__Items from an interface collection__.
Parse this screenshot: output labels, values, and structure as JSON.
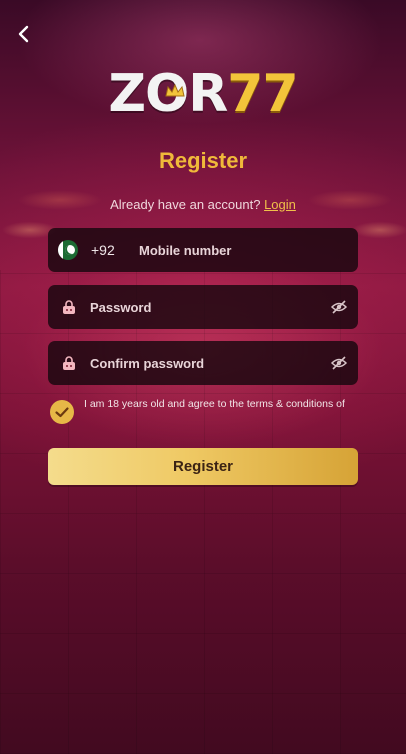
{
  "brand": {
    "logo_text": "ZOR",
    "logo_number": "77",
    "accent_color": "#f0b93a"
  },
  "page": {
    "title": "Register"
  },
  "login_prompt": {
    "text": "Already have an account?",
    "link": "Login"
  },
  "phone_field": {
    "country_code": "+92",
    "placeholder": "Mobile number",
    "flag_icon": "pakistan-flag-icon"
  },
  "password_field": {
    "placeholder": "Password"
  },
  "confirm_password_field": {
    "placeholder": "Confirm password"
  },
  "agreement": {
    "text": "I am 18 years old and agree to the terms & conditions of",
    "checked": true
  },
  "submit": {
    "label": "Register"
  }
}
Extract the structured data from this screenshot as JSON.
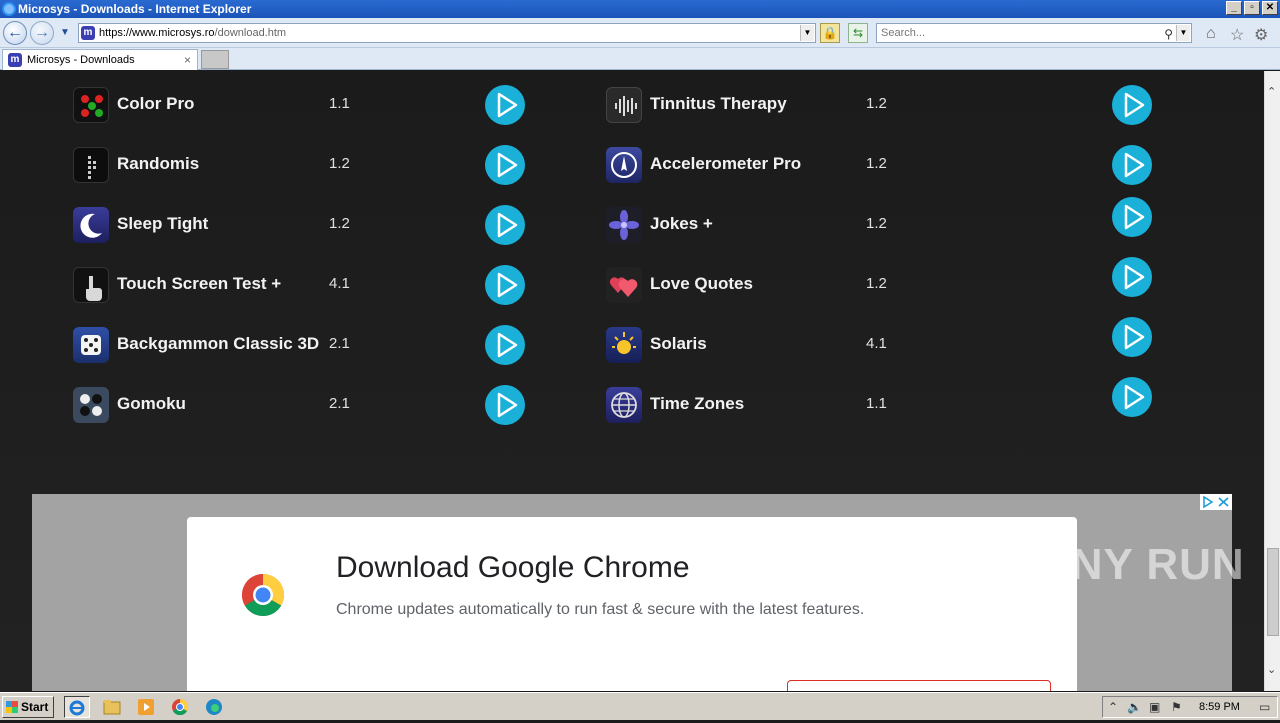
{
  "window": {
    "title": "Microsys - Downloads - Internet Explorer",
    "buttons": {
      "minimize": "_",
      "maximize": "▫",
      "close": "✕"
    }
  },
  "addressbar": {
    "url_host": "https://www.microsys.ro",
    "url_path": "/download.htm",
    "search_placeholder": "Search..."
  },
  "tab": {
    "label": "Microsys - Downloads",
    "close": "×"
  },
  "apps_left": [
    {
      "name": "Color Pro",
      "version": "1.1",
      "icon": "color-pro-icon"
    },
    {
      "name": "Randomis",
      "version": "1.2",
      "icon": "randomis-icon"
    },
    {
      "name": "Sleep Tight",
      "version": "1.2",
      "icon": "sleep-tight-icon"
    },
    {
      "name": "Touch Screen Test +",
      "version": "4.1",
      "icon": "touch-screen-icon"
    },
    {
      "name": "Backgammon Classic 3D",
      "version": "2.1",
      "icon": "dice-icon"
    },
    {
      "name": "Gomoku",
      "version": "2.1",
      "icon": "gomoku-icon"
    }
  ],
  "apps_right": [
    {
      "name": "Tinnitus Therapy",
      "version": "1.2",
      "icon": "waveform-icon"
    },
    {
      "name": "Accelerometer Pro",
      "version": "1.2",
      "icon": "compass-icon"
    },
    {
      "name": "Jokes +",
      "version": "1.2",
      "icon": "flower-icon"
    },
    {
      "name": "Love Quotes",
      "version": "1.2",
      "icon": "hearts-icon"
    },
    {
      "name": "Solaris",
      "version": "4.1",
      "icon": "sun-icon"
    },
    {
      "name": "Time Zones",
      "version": "1.1",
      "icon": "globe-icon"
    }
  ],
  "ad": {
    "title": "Download Google Chrome",
    "subtitle": "Chrome updates automatically to run fast & secure with the latest features."
  },
  "watermark": "ANY RUN",
  "taskbar": {
    "start": "Start",
    "time": "8:59 PM"
  },
  "colors": {
    "play_button": "#1ab0d8",
    "page_bg": "#1b1b1b",
    "ad_bg": "#a3a3a3"
  }
}
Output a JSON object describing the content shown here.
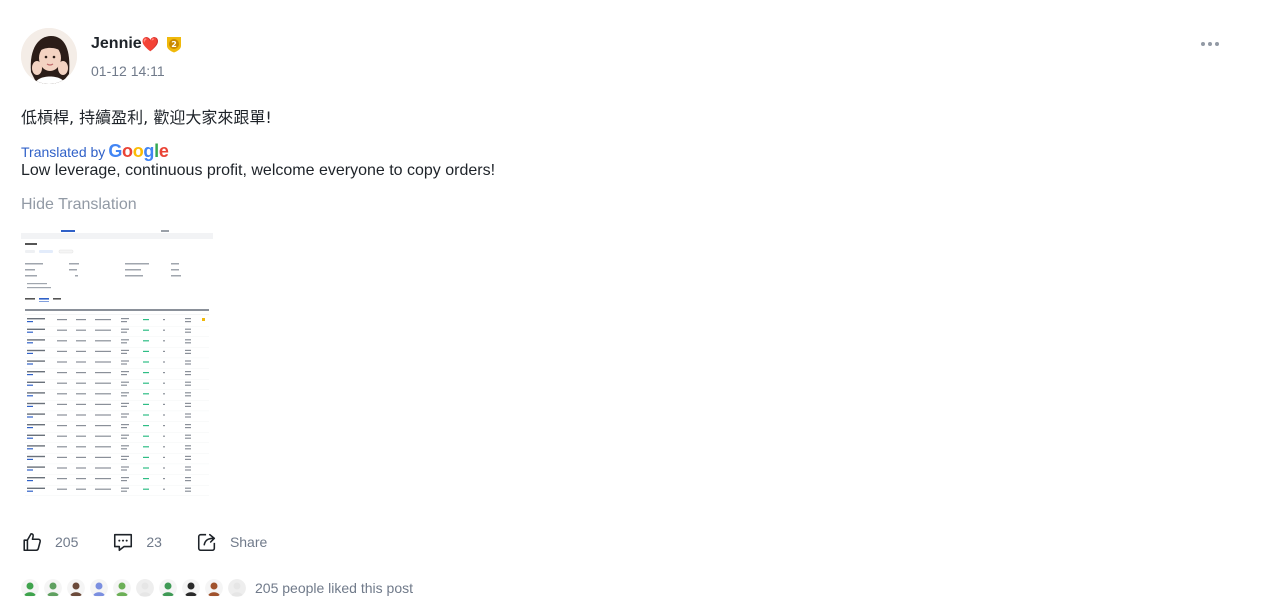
{
  "post": {
    "author": "Jennie",
    "author_heart": "❤️",
    "badge_number": "2",
    "date": "01-12 14:11",
    "text": "低槓桿, 持續盈利, 歡迎大家來跟單!",
    "translated_by_label": "Translated by",
    "google_letters": [
      {
        "ch": "G",
        "color": "#4285F4"
      },
      {
        "ch": "o",
        "color": "#EA4335"
      },
      {
        "ch": "o",
        "color": "#FBBC05"
      },
      {
        "ch": "g",
        "color": "#4285F4"
      },
      {
        "ch": "l",
        "color": "#34A853"
      },
      {
        "ch": "e",
        "color": "#EA4335"
      }
    ],
    "translation": "Low leverage, continuous profit, welcome everyone to copy orders!",
    "hide_translation": "Hide Translation"
  },
  "actions": {
    "like_count": "205",
    "comment_count": "23",
    "share_label": "Share"
  },
  "likers": {
    "summary": "205 people liked this post",
    "avatar_colors": [
      "#3fa34d",
      "#5fa060",
      "#6b4a3a",
      "#7b8fe0",
      "#6caf57",
      "#e6e6e6",
      "#3f9a55",
      "#2a2a2a",
      "#a0522d",
      "#e6e6e6"
    ]
  },
  "colors": {
    "accent": "#3061c8",
    "muted": "#707a8a",
    "text": "#1e2329"
  }
}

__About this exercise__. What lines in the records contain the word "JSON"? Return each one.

__Answer for this exercise__.
Parse this screenshot: output labels, values, and structure as JSON.
Extract the structured data from this screenshot as JSON.
Output a JSON object describing the content shown here.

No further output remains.